Pane nero.  They let it harden up on these racks!  And when it is too hard to eat without breaking teeth, they eat it soaked in red wine, and call it 'donkey soup'.

So, what makes bread good? Everyone has a different take on this, but here is mine:

1) Should be made with a starter or a poolish. I'm sure there are yeast breads out there that are perfectly good, but they aren't to my taste.  I love the rich, complex flavor of a slowly risen, fermented bread.  You can taste taste the love and energy that went into it, I'm sure of it!
This is my starter, and she does all the 'heavy lifting' of all of my breads.  I adore her.  Come visit and I'll give you some!
2)  Open crumb.  Those big, beautiful, lacy holes in the soft part of the bread.  If you go into a bakery in France, they usually have a loaf opened up for each bread type, to show off what kind of crumb it has, as that is a big indicator of bread quality.  If they don't show you their crumb before you buy, it is probably no good!  So, what does an open crumb mean?  It means that the bread is probably a fairly high hydration (percentage of water used), which means it will be moist.  It means that the gluten developed fully, which you want because it will give the bread structure, a good consistency and texture.  It means the bread rose fully, which also gives a good consistency and texture.  It means there was probably a long and slow fermentation, which helps in developing a divine flavor.   These breads usually also have a dense, chewy crust, that is just a bit crunchy.
This is what open crumb looks like! This one is fresh out of the oven.  60% white, 20% semolina, 20% whole wheat.

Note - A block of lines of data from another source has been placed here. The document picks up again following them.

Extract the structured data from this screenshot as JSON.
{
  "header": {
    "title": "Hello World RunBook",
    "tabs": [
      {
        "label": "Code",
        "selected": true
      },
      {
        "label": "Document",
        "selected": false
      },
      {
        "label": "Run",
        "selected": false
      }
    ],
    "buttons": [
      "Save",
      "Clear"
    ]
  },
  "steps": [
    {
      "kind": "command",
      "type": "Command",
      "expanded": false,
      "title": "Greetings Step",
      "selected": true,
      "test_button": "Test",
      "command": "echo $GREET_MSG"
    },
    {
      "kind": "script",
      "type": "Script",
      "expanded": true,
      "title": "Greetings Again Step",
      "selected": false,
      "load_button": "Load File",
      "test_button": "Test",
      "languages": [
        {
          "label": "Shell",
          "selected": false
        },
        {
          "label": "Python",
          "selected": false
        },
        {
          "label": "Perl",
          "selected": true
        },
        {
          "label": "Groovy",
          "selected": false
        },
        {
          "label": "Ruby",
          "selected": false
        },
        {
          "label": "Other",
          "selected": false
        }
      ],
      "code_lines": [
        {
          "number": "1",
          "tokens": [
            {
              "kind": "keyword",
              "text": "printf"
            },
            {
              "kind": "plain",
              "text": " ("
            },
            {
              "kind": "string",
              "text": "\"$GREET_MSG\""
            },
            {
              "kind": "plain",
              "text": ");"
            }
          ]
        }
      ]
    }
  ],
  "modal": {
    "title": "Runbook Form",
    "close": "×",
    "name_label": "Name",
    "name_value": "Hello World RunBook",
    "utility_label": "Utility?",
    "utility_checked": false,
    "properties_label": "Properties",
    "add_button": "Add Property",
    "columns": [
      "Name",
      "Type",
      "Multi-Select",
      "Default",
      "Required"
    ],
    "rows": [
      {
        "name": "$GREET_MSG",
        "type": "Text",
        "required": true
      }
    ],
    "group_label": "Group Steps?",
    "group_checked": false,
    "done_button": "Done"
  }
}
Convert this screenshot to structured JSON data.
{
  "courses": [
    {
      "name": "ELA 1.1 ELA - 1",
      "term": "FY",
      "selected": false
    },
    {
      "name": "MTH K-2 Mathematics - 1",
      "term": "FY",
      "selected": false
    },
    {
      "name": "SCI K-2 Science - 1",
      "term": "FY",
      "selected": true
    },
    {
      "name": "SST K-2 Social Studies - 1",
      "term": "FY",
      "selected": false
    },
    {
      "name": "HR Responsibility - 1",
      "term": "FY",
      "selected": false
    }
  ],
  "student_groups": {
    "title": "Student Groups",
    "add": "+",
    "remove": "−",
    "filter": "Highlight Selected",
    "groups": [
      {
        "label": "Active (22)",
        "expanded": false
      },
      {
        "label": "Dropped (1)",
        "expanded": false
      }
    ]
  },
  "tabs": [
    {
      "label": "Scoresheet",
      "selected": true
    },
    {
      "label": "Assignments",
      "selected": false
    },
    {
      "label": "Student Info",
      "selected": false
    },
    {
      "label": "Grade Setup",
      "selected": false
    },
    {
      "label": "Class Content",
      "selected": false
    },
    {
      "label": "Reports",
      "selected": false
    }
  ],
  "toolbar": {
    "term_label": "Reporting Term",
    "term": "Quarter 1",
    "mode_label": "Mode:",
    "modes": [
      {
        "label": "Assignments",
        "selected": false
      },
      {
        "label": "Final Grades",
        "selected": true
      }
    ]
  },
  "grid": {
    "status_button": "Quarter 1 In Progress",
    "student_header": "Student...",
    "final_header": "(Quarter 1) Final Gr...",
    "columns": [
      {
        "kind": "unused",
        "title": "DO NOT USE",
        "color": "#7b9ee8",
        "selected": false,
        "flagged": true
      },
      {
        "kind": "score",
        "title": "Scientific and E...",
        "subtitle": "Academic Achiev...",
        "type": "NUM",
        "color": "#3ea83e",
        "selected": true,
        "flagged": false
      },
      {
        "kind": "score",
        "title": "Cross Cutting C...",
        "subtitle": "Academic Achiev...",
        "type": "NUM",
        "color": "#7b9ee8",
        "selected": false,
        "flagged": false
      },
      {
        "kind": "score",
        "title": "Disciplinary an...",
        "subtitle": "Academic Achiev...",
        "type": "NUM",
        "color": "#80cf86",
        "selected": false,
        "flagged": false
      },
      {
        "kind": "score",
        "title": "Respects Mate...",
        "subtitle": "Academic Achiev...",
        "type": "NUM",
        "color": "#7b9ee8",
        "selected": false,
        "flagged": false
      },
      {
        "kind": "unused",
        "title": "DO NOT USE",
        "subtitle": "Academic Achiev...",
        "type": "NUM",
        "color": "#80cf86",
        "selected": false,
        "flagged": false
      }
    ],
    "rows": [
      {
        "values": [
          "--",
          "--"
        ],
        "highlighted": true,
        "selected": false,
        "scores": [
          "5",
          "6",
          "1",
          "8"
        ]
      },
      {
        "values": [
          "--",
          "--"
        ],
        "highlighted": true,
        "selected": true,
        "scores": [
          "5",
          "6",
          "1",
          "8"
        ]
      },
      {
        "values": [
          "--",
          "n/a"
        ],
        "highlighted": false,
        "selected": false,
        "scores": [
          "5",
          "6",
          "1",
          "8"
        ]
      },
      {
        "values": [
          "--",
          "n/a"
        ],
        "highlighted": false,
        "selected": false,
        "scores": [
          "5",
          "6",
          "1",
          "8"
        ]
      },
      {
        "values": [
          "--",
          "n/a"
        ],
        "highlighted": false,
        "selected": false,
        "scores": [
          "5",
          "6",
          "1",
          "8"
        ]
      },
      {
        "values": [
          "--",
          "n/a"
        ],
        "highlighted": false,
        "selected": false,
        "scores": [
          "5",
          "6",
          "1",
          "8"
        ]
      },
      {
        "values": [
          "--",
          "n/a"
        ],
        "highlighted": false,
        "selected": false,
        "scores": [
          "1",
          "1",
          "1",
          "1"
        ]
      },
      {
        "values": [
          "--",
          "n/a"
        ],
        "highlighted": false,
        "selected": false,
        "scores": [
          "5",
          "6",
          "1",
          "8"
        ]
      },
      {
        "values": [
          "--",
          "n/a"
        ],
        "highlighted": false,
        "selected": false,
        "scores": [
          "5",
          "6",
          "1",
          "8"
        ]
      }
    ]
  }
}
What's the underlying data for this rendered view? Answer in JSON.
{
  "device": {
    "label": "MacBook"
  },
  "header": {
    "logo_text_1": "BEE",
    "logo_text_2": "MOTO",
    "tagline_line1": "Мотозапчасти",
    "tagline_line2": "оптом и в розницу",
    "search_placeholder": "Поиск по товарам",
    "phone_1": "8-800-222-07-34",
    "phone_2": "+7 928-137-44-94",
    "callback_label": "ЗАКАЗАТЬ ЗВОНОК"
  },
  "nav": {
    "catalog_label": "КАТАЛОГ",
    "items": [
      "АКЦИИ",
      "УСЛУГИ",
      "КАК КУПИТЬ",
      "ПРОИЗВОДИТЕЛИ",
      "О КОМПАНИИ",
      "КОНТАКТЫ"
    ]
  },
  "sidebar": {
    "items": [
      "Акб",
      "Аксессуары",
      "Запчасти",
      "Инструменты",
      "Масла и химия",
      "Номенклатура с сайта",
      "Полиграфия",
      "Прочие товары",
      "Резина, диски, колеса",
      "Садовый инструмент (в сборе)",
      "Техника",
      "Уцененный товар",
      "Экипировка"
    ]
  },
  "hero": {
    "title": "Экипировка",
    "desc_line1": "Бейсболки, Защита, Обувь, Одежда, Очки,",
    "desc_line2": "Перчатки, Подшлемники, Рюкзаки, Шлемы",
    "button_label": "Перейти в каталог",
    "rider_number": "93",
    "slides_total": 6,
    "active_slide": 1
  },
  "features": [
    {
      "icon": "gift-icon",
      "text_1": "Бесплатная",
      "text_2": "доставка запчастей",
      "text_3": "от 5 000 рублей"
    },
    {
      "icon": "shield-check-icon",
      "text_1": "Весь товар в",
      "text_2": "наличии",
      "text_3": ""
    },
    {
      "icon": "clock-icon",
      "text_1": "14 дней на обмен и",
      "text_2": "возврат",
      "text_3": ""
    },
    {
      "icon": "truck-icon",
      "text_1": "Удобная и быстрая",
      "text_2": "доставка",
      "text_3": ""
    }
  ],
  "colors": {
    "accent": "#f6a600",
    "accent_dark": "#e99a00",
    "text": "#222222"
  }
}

3) Flavor.  Ok, you can't see this when you buy it, and it is totally a matter of preference, but most people can probably agree on a few factors.  Bread should have flavor.  It depends on the type of bread obviously, as to what flavor it is, but it should be there.  Enough to make you stop and ponder the deliciousness of it.  It usually has a tiny bit of sweetness, even though there probably isn't sugar in the recipe.  The flavor should linger like a good memory.  Also, it shouldn't be overly sour.  I know, naturally risen breads are called sour dough.  But more often than not, they are so sour to the point that they leave a bitter note on your tongue all day.  I don't like when bread does that, although I think  it's preferable to no flavor at all.  I like when it is in a range from no sourness whatsoever, to just a light, almost undetectable sour note that is fleeting.

4) Shininess.  Good breads, unless seeded or something similar, are usually a bit shiny.  Not exactly shiny, but I can't think of a better word.  It means the bread is fresh, that it has been cooked in water vapor (yes! you want this!), and that the crust is probably really tasty.  Shininess is usually an indicator that it was made using a starter and that it has an open crumb, as well. Sorry, you can't know if it is sour from the shiny factor!
A shiny bread I made a while back.  See the shiny?

So, how do you go about making bread that  meets these requirements?  I'll write about it here sometime, or check out Barbara Swell's new bread book, Aunt Barb's Breads.